» **Required work**
Look through the entries below for the string "this", and copy each line where it is found.

» **Records for the task**
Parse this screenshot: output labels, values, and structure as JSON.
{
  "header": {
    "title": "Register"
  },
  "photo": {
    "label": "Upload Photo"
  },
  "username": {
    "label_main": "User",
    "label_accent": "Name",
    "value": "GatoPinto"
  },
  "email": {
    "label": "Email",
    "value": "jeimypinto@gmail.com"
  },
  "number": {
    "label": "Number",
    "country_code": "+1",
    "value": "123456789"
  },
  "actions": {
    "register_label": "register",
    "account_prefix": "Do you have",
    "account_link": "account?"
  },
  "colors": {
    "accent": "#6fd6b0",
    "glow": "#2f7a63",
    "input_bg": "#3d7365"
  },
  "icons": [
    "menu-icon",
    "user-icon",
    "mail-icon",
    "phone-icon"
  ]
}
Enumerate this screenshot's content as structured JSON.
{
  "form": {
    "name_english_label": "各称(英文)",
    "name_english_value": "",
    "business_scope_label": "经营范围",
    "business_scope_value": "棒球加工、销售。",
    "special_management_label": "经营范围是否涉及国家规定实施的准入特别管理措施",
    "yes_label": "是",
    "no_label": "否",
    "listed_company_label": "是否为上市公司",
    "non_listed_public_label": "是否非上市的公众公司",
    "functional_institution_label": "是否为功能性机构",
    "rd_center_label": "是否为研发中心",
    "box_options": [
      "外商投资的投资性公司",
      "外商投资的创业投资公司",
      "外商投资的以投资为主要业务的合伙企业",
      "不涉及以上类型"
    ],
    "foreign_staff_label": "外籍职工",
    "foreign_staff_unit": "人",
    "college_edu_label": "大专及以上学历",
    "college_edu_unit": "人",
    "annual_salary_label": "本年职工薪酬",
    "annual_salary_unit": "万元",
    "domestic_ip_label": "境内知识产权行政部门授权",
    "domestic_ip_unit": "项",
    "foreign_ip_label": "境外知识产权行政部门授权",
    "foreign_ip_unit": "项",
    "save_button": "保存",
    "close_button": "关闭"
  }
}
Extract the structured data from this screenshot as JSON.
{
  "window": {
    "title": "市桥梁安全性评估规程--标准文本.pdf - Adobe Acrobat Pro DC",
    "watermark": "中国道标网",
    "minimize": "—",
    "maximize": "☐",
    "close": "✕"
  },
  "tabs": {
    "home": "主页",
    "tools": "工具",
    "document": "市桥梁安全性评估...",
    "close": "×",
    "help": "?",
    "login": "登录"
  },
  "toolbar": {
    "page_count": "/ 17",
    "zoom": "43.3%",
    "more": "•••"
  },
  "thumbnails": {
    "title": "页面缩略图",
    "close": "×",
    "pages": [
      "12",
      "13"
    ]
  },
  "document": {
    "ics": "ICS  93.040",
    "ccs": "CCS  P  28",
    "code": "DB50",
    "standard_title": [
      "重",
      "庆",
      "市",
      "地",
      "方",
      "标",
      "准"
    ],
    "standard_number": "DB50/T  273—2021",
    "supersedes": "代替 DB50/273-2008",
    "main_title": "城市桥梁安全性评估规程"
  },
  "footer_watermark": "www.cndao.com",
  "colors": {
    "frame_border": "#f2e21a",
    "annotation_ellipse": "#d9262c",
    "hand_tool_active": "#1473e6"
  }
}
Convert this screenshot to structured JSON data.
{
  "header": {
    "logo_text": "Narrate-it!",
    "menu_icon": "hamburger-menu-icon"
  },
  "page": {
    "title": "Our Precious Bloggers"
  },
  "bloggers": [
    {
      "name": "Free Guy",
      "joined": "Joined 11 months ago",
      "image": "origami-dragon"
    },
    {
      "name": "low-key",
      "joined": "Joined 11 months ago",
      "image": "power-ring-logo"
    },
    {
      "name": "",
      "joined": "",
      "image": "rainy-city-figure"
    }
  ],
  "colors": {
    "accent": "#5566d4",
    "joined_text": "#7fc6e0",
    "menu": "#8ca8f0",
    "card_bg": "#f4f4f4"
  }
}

» **Solution**
Parse this screenshot: output labels, values, and structure as JSON.
Enumerate this screenshot's content as structured JSON.
Extract the structured data from this screenshot as JSON.
Convert this screenshot to structured JSON data.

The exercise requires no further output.